Chicago, IL National Air Race Accidents, Aug-Sept 1930

Fatal Gas is Discovered In Blood of Dead Flyer

Chicago, Ill., Sept. 2 (AP).-Discovery of carbon monoxide in the blood of Capt.
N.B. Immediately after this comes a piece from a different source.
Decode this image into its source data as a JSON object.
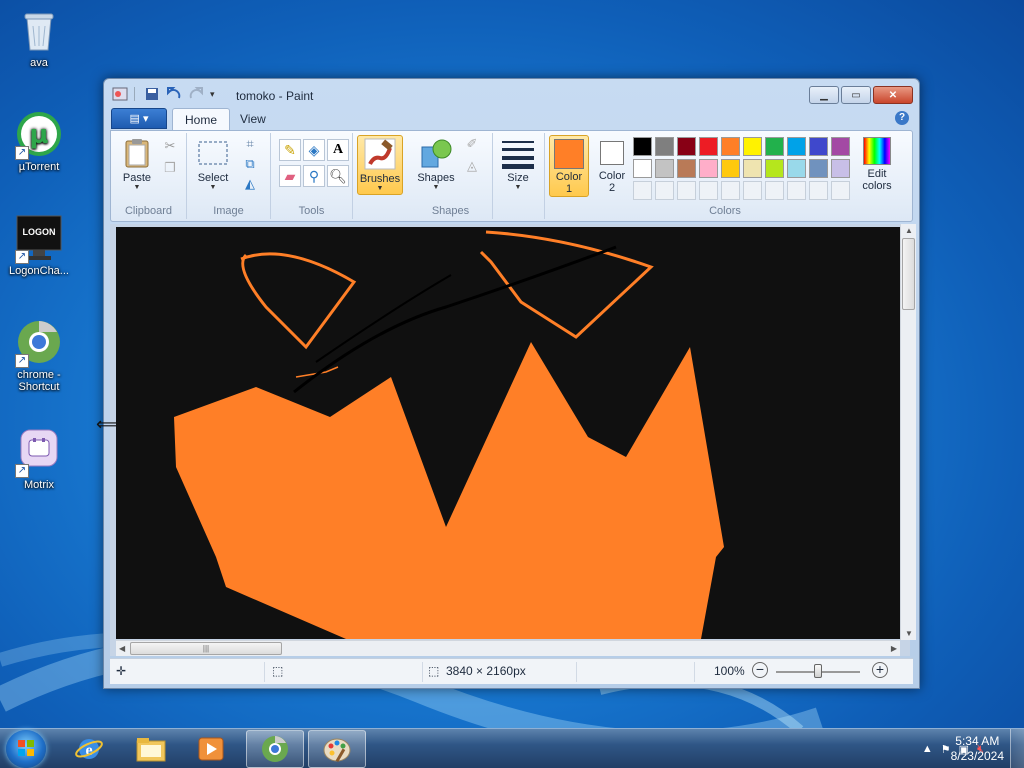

Arthur Page Jr. led Health Commissioner Arnold Kegel to express belief Tuesday night that the gas may have been responsible for the marine corps flyer’s fatal crash at Monday’s national air races.

Dr. Kegel based his opinion on the report of Dr. William D. Mcnally, health department toxicologist, that a sample of the Captain’s blood, taken before he died and about three hours after the accident, contained .47 per cent of carbon monoxide.

“Our tests show there was not enough of the gas to kill a man,” Dr. Kegel said, “but a pilot flying a plane at 207 miles an hour and turning posts would not have to be very dizzy or sick to have a serious accident.”

Dr. McNally recalled that Al Williams, famous racing pilot, had crashed in similar fashion after being overcome by accumulated gases in the cockpit of his ship.

Dallas Morning News, Dallas, TX 3 Sept 1930